Before Thursday’s game against the Atlanta Braves, Burdick told Fish Stripes his initial call-up from Triple-A Jacksonville last August was “just a dream.”
“You’re just kind of in shock,” Burdick said. “And now it’s just like you’ve been with the guys a lot and it’s just another game. So it’s definitely cooled off a lot in terms of feeling like you belong and whatnot. So this year, it’s more like, ‘been there done that’. So it’s really easy to just go out there and play every day.”
In his 32 games and 102 plate appearances at the Major League level last season, Burdick hit .207 with a .665 OPS along with four home runs. The most glaring issue was his 34.3% strikeout rate.
Burdick said the first thing he needed to learn in the majors last year was how to get back to doing what he does best.
“Just learning how to use my front side again and getting back into my front hip, which I was doing a lot in college and in my first couple of years in pro ball,” said Burdick, who added he worked a lot with Marlins hitting coach Brant Brown during spring training this year. “And then last year I was worrying more about the top (of the strike zone), and I lost my strength, which is the bottom two layers of the zone. And now it’s just focusing back on that stuff.”
Burdick’s second stint in late September and early October, while brief, was certainly more promising than his first. In six games, he went 5-for-10 with two home runs and seven RBI. He only had two home runs and four RBI in his initial 26-game stint.
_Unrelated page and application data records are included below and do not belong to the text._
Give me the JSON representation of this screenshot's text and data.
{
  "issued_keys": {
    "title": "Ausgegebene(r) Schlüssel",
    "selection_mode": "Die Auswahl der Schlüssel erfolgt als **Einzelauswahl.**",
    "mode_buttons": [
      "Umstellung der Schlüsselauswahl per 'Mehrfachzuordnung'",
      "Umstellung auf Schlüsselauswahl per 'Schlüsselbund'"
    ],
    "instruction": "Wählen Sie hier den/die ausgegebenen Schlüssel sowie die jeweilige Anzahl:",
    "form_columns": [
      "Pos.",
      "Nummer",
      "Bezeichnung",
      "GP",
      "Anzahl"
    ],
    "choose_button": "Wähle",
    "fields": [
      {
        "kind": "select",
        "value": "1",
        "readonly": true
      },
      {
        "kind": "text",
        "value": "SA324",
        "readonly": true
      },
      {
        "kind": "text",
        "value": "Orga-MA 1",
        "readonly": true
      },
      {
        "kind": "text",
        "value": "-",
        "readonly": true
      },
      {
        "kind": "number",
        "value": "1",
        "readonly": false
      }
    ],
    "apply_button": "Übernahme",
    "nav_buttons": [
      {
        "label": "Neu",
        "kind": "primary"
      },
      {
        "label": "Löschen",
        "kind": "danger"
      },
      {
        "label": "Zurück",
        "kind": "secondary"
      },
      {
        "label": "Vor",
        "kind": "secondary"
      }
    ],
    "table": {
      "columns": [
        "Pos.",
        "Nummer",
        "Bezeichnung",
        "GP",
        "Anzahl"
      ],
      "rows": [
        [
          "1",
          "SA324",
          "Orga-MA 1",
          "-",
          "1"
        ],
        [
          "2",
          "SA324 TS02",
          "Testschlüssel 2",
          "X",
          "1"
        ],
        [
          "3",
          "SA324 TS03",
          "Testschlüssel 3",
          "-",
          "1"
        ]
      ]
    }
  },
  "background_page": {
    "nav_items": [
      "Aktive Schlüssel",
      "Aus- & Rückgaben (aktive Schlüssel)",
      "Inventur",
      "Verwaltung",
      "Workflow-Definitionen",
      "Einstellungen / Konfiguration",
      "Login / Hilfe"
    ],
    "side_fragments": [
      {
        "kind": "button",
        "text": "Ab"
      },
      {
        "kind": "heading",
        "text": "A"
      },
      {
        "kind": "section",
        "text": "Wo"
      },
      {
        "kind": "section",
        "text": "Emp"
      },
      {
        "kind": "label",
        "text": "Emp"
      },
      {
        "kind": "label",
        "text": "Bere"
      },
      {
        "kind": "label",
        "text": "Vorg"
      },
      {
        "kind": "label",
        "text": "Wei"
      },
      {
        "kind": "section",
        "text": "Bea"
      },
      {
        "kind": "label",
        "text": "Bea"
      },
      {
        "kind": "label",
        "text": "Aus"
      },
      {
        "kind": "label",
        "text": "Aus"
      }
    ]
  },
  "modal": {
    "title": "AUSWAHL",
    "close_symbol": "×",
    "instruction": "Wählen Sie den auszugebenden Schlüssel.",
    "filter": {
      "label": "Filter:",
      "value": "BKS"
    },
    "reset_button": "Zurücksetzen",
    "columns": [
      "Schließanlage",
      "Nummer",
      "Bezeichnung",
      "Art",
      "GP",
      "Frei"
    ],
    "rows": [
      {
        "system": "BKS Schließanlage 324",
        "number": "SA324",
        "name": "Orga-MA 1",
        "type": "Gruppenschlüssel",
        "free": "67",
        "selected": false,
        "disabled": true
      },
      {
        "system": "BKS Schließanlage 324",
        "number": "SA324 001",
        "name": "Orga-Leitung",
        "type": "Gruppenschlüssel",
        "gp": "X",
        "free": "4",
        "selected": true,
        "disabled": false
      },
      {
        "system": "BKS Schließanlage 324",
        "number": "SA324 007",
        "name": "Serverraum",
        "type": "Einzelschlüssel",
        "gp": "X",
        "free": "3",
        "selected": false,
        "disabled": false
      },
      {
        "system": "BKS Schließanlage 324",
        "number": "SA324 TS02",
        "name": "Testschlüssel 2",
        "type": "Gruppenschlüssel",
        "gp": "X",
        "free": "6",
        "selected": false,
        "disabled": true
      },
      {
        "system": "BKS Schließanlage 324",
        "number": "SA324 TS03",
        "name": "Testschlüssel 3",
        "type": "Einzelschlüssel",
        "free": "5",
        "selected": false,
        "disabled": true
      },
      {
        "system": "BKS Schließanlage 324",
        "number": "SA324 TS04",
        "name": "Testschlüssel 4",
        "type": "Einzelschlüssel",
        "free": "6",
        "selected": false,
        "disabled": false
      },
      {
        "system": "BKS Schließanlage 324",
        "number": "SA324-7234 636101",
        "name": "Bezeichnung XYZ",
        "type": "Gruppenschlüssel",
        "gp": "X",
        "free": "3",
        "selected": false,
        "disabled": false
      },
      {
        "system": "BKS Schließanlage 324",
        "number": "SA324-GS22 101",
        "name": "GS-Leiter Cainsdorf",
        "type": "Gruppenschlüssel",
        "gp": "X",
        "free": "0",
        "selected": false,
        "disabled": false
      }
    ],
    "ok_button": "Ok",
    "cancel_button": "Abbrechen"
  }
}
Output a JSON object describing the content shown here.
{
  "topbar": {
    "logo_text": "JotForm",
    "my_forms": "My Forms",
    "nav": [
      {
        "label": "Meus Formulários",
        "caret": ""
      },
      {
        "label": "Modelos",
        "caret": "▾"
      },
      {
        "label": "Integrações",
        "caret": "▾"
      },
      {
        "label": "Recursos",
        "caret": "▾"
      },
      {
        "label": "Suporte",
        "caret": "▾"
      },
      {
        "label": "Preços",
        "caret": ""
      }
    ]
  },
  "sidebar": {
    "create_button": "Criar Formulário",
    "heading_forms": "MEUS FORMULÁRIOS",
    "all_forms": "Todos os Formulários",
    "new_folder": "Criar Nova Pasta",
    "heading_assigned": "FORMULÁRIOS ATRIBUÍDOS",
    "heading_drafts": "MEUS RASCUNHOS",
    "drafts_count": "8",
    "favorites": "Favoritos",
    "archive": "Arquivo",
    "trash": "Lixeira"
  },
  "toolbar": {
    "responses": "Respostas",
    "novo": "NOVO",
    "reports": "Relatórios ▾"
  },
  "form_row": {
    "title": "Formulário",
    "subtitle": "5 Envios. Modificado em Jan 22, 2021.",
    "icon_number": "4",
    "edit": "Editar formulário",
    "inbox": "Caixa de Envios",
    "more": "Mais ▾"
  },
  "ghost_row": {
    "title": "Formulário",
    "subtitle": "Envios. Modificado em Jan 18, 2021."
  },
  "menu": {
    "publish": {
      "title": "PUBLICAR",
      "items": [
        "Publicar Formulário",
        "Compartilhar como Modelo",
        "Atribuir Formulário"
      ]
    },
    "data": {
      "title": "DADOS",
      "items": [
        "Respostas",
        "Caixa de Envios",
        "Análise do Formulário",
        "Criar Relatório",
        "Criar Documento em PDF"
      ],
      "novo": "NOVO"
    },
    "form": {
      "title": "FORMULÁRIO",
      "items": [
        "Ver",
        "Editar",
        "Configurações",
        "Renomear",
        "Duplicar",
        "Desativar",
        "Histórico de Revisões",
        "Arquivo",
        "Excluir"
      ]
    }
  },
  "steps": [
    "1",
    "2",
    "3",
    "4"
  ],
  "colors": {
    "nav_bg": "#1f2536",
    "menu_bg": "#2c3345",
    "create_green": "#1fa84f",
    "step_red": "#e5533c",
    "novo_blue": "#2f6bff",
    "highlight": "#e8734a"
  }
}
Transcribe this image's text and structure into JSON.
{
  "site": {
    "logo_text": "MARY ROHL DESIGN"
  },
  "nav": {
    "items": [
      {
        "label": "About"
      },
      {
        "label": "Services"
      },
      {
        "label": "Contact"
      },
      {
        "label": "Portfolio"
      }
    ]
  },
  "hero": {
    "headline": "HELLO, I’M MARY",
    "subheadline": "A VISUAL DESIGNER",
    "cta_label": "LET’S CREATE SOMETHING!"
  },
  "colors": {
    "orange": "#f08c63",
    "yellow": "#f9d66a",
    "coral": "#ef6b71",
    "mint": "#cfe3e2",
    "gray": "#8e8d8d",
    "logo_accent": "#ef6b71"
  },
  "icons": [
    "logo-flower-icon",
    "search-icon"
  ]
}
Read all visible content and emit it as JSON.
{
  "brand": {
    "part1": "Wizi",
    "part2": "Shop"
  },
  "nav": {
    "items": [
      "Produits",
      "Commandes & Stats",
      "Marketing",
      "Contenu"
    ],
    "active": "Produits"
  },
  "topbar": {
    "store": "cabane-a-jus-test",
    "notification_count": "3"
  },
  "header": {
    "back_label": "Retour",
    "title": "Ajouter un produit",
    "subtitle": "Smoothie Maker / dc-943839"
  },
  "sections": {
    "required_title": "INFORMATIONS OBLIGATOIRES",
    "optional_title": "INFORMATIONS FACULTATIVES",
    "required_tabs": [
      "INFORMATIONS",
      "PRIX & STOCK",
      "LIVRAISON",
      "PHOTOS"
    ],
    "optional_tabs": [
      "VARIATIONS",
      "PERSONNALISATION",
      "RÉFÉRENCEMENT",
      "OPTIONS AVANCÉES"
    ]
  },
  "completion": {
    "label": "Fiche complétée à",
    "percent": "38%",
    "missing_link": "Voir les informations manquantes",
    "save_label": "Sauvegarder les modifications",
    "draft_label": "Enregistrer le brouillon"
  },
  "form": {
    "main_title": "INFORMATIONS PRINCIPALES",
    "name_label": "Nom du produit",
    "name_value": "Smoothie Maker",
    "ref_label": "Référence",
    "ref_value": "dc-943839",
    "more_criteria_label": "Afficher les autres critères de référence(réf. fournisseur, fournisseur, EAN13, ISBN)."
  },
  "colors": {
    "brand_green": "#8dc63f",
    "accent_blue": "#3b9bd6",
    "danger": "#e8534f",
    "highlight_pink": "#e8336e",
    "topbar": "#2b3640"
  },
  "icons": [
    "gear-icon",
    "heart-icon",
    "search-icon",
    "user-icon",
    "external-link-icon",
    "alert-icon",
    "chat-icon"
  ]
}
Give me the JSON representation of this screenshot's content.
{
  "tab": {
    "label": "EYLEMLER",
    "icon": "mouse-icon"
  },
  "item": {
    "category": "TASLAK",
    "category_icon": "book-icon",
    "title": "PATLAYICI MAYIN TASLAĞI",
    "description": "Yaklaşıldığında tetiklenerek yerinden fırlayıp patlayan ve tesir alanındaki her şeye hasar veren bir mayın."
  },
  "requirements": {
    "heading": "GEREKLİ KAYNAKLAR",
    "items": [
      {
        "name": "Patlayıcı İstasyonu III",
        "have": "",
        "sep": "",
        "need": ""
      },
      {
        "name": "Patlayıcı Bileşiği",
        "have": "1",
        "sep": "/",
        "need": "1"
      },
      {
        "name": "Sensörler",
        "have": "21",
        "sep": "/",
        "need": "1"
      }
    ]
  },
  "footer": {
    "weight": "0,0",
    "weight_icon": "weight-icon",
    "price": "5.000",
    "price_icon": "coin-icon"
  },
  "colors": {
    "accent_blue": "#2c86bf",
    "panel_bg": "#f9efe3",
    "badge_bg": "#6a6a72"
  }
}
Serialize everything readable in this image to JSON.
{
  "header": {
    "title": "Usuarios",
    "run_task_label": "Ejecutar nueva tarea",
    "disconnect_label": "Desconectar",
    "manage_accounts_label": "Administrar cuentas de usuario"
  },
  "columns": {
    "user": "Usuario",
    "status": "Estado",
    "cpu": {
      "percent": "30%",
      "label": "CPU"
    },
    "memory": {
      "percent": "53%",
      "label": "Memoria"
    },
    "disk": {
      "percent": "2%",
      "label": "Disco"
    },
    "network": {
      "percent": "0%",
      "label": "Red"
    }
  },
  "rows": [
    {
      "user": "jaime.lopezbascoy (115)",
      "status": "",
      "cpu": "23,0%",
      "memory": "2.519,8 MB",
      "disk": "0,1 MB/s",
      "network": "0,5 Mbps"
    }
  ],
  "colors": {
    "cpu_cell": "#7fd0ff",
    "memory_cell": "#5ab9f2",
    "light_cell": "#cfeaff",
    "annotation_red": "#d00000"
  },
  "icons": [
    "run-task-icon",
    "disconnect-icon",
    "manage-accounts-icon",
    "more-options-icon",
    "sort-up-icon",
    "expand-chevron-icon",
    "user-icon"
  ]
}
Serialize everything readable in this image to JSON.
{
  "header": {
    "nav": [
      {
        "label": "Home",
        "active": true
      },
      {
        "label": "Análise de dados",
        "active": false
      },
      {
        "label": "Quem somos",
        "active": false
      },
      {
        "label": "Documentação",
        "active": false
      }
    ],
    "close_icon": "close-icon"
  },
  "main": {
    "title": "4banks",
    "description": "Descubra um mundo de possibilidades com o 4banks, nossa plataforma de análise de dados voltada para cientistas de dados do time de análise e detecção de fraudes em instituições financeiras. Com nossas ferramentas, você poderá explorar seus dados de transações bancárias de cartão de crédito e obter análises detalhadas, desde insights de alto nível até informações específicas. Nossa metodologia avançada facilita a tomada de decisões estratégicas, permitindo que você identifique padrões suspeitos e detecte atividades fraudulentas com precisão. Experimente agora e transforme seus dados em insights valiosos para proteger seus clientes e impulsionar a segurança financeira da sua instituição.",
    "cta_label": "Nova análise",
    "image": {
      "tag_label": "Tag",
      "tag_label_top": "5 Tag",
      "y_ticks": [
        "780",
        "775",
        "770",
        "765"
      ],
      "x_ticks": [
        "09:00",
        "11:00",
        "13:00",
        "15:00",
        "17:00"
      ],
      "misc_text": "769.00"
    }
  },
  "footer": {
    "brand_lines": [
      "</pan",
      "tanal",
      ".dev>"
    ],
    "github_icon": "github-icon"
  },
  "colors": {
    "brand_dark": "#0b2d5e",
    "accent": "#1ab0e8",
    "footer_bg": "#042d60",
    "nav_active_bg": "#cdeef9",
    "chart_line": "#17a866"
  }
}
But despite a solid start in Triple-A this year that saw him post a 1.017 OPS and 10 home runs in 25 games, his strikeout issues followed him. His strikeout rate was 38.9% at the time of his call-up.
“I think really, it’s the strikeout rate that has got to come down,” Marlins manager Skip Schumaker said Thursday, before saying he can be a Harrison Bader-type player. “And he knows that, we know that. So I think having him up here and (Triple-A hitting coach Greg Colbrunn) down there, he has done a really good job of pitch selection down there. Still work to do. But there’s so much talent in there. If we can somehow figure out how to cut down the strikeout rate, this guy’s a really really good player.”
Burdick got his first Major League start of 2023 on Thursday against the Braves. With three consecutive left-handed pitchers scheduled to make starts against the Marlins, along with three day games against the Chicago Cubs this weekend, Schumaker wanted to give regular center fielder Jazz Chisholm Jr. a day off.
Burdick responded by going 0-for-2, but collected a run with two walks, one of which was an 11-pitch battle against lefty starter Dylan Dodd.
It’s still unclear how long Burdick will be up here for, and what his role will be. With outfielders Avisail Garcia on the 10-day IL with back tightness and Bryan De La Cruz struggling offensively, Schumaker said the obvious: he’ll put Burdick wherever it helps the team on any given day.
“The most important part, here, is to win,” Schumaker said. “And so if he’s going to help us win, then he’ll play…so that’s kind of the message and the motive behind it.”
Burdick echoed the same team-first sentiment:
“Whatever I can do to help win,” Burdick said. “Go out there, compete, and just give it my all every day. That would be successful to me personally. Winning makes everything better and makes the clubhouse a lot more fun.”